The Weekly 2000 AD, our regular look at the insides of the UK’s finest sci-fi comic, full of spectacular strips, week in and week out… This week, we have a very special new done in one Dredd from Rob Williams and Henry Flint, something of an epilogue to their magnificent The Small House saga from 2018.
And the cover-featured strip is a return of the Quilli, the strange ancient god/ventriloquist dummy we first saw in 2018… creepy! we see the conclusion of Max Normal and continuations of Kingmaker and Scarlet Traces.
Prog 2133 comes out on digital and in UK comic shops on 5 June.
JUDGE DREDD: PETS – Rob Williams, Henry Flint, colors Gary Caldwell, letters Annie Parkhouse
Williams and Flint reunite on Dredd, with something that’s a little epilogue to the Small House from 2018, where Dredd and his little group took down Smiley, where people died and, it seems, things were left rather unresolved.
Giant and Dredd meet up for the first time since then, with Giant none too happy at the old man. And, as a simple tale of Justice Dept Cyber-Dog hacking plays out, Williams gets to play out a final page loaded down with meaning. As for Flint, it’s strange, to be honest, to see him drawing Dredd in the bright light of the outdoors during the day, but beautifully done here, as always.
SCARLET TRACES: HOME FRONT – Part 8 – Ian Edginton and D’Israeli, letters Ellie De Ville
We’re underground, giving D’Israeli’s color palette even more chance to impress, with his subterreanean hues of green and orange giving everything an eerie glow. And, as we’re taken round this resistance bunker, we learn a little more of our Venusian hosts, and a tantalising hint of life on other planets past Venus, Mars and Earth.
It’s such a wonderfully low-key serial, with Edginton carefully teasing out everything, playing the long, slow game. But, that’s part of the charm of Scarlet Traces, and has been through it’s long history.
TERROR TALES: THE QUILLI COMMITTEE – Laura Bailey, David Hitchcock, letters by Annie Parkhouse
Ventriloquist Jerry Reginaldo claimed to be channelling an ancient God called Quilli through his puppet. Now, it’s gained something of a cult following… and a reporter is determined to get on the inside at the Quilli shelter.
Hitchcock’s art is perfect for this sort of strip, and Bailey’s story promises much more to come in the future. Hopefully soon, there’s a longer tale in here waiting to get out. But, as a single issue thing, it’s mere appetiser when it needed something bigger.
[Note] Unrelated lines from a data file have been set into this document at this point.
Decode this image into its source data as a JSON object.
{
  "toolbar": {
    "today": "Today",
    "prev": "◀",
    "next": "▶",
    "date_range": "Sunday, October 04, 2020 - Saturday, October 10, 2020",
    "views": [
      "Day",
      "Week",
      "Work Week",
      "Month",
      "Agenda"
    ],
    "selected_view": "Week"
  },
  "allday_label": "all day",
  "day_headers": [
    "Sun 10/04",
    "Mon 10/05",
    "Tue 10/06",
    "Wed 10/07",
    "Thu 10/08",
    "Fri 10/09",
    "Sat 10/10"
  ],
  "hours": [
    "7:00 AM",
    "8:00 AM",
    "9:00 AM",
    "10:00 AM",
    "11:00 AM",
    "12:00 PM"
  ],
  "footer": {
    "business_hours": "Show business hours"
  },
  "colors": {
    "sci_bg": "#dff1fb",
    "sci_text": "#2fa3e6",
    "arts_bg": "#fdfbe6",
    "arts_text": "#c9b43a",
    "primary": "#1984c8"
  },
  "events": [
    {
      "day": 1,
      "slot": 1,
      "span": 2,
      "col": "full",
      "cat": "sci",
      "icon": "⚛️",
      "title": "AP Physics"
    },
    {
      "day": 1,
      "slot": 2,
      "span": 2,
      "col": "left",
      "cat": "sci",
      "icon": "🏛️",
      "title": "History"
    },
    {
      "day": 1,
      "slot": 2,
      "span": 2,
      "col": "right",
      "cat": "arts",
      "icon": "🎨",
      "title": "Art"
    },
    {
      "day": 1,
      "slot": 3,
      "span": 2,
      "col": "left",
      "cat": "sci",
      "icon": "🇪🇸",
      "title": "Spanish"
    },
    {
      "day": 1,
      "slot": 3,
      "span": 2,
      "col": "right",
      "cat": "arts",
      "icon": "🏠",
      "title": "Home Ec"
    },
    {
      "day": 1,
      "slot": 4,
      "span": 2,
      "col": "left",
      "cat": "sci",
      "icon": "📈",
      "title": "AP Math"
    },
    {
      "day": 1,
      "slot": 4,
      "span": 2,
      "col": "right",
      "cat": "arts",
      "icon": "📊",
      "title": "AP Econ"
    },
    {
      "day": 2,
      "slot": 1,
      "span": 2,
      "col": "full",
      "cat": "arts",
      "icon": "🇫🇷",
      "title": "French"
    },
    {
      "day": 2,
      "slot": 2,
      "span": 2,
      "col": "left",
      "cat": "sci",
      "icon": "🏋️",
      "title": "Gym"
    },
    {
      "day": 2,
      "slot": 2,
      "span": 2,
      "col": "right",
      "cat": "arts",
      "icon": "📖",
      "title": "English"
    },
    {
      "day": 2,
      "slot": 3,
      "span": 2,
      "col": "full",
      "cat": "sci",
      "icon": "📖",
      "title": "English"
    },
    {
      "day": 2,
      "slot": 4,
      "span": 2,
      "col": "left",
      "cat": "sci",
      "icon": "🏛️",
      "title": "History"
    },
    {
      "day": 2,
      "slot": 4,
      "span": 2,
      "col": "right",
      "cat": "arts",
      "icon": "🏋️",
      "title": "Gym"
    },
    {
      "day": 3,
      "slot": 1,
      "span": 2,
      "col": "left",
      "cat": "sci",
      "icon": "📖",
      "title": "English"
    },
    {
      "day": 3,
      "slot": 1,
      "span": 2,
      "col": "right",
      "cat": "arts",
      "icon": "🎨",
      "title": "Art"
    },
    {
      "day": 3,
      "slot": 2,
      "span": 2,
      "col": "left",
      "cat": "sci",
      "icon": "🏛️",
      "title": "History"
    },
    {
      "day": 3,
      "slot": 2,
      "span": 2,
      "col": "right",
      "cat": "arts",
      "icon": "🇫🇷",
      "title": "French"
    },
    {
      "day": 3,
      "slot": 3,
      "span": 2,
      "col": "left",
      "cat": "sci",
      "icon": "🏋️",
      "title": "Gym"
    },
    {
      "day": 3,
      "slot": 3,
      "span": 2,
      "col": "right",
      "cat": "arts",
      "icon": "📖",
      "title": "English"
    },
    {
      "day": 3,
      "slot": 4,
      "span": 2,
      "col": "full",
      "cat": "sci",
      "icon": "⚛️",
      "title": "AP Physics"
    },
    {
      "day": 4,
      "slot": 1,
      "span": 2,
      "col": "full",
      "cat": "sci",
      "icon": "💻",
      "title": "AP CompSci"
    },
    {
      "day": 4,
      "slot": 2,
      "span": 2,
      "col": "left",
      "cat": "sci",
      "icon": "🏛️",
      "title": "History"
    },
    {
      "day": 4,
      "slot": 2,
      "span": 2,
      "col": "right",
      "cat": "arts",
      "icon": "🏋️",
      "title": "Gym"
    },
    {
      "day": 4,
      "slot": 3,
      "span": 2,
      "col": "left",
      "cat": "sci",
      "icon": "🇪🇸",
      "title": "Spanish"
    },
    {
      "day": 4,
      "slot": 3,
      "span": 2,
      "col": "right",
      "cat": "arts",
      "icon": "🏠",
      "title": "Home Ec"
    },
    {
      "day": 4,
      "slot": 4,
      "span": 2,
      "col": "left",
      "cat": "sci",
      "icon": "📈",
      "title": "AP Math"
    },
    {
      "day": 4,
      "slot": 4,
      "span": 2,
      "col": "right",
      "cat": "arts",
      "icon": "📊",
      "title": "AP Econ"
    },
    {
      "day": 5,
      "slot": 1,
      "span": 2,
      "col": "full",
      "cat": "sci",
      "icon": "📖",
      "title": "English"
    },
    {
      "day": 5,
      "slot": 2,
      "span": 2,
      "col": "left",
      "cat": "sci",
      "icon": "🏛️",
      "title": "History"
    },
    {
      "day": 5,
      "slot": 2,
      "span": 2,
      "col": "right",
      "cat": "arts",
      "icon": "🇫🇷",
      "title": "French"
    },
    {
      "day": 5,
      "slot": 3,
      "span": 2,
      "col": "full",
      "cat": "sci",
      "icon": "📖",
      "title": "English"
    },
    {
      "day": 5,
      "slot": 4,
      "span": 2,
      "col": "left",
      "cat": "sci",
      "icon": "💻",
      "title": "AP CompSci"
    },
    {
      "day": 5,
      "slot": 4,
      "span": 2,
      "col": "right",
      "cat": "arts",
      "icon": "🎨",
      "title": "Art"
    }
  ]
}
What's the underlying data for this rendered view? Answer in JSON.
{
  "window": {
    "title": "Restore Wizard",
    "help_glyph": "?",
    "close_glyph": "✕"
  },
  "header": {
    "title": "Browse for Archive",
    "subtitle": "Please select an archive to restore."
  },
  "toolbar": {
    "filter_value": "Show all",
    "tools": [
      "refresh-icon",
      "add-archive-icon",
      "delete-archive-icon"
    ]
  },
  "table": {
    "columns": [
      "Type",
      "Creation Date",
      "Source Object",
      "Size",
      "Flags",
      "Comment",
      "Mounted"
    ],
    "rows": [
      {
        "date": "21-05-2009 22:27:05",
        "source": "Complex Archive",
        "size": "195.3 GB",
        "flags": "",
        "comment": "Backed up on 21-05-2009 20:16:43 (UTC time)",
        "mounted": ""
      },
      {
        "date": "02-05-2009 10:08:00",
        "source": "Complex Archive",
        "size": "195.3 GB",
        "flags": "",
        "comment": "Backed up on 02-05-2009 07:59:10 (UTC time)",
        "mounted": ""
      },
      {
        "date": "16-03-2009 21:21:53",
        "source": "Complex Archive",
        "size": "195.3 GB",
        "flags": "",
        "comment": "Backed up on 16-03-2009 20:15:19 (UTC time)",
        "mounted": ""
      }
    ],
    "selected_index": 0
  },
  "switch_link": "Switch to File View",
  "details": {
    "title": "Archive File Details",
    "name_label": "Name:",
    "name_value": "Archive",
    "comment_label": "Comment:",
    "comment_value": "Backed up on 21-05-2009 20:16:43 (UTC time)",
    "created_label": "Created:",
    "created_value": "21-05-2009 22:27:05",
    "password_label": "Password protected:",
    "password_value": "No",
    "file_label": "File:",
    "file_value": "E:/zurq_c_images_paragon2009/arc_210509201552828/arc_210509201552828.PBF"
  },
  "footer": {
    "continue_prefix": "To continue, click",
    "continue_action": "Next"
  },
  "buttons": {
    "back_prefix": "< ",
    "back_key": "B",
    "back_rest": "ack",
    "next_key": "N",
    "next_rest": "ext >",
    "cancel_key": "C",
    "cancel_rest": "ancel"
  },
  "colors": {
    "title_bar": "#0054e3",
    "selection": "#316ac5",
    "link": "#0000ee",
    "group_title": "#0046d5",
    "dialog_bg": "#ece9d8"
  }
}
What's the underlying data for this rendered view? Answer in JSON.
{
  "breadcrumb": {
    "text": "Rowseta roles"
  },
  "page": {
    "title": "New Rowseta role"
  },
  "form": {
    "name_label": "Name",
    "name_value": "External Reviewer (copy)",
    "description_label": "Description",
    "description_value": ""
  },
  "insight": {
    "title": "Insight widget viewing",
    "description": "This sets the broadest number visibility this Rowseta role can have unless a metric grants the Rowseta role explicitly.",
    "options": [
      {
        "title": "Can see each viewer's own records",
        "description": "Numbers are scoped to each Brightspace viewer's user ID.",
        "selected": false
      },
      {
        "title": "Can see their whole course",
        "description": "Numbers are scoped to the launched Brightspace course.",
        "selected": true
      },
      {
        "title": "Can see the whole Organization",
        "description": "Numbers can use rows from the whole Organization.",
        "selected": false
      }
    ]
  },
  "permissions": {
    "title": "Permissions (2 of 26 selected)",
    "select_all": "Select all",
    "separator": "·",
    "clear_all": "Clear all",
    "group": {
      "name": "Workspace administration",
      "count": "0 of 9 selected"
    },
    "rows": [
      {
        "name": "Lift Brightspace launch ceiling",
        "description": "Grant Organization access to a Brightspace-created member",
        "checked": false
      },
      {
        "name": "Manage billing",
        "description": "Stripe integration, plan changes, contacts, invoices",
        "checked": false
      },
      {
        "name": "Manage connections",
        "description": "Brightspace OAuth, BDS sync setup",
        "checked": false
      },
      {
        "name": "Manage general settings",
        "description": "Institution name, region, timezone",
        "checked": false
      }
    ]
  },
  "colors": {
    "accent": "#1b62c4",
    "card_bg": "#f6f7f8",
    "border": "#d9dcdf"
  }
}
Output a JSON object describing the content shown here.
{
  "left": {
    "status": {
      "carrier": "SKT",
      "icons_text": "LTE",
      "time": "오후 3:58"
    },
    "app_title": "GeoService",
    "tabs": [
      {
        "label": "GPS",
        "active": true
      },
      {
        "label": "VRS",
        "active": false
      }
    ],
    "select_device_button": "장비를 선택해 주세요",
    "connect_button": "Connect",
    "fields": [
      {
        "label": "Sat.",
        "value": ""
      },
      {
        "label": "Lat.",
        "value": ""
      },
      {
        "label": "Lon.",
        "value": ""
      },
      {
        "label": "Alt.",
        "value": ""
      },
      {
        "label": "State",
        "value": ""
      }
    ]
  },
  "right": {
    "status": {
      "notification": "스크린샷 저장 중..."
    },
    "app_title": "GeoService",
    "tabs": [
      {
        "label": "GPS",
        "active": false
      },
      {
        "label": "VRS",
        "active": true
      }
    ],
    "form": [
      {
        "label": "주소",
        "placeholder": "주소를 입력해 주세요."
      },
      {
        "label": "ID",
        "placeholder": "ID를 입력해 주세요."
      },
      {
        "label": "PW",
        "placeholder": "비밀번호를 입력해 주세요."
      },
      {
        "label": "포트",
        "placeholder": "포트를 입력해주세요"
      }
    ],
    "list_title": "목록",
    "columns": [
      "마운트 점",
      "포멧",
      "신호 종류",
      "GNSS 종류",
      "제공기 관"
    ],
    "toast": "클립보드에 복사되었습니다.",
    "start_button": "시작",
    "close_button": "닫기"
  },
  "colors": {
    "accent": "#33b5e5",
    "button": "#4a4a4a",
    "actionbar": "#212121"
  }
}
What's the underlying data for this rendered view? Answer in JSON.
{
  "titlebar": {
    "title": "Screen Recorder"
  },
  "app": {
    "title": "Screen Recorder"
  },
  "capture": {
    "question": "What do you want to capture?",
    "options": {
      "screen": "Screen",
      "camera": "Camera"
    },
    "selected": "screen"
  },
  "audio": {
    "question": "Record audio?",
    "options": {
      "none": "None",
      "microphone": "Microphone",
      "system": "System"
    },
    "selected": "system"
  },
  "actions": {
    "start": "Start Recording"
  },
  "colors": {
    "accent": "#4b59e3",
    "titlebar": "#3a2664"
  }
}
KINGMAKER: OUROBOROS – PART 11 – Ian Edginton and Leigh Gallagher, letters by Ellie De Ville
After Crixus led everyone to an unexpected victory and an even more unexpected leap into diplmacy and forging most un-Orc-like alliances, we’re leaping back off world, to The Horde top brass, where we get just a hint of the absolute nightmare that’s about to come raining down on Earth.
Kingmaker continues to be a great strip, switching things up and around, a fantasy with political elements, Lord of the Rings with bite, and looking wonderful.
MAX NORMAL: HOW MAX GOT HIS STRIPES – PART 10 – Guy Adams and Dan Cornwell, colours Jim Boswell, letters Simon Bowland
The finale to Max Normal’s origin story erupts in all-shuggy action as Max and Vito take on the juves in the Shuggy hall. And we even get a cameo from Dredd… seems Vito’s got himself a secret crush.
It’s been an excellent, unexpected delight, Adams writing hitting the right mix of telling a tight tale and never taking it too seriously. But it’s Cornwell who’s been the star here, with some really great artwork, veering between playing things straight and going all out.
Until next time, baby? Oh yes please Max, yes please.
And before we go, a little teaser for next week and the start of something that looks rather wonderful…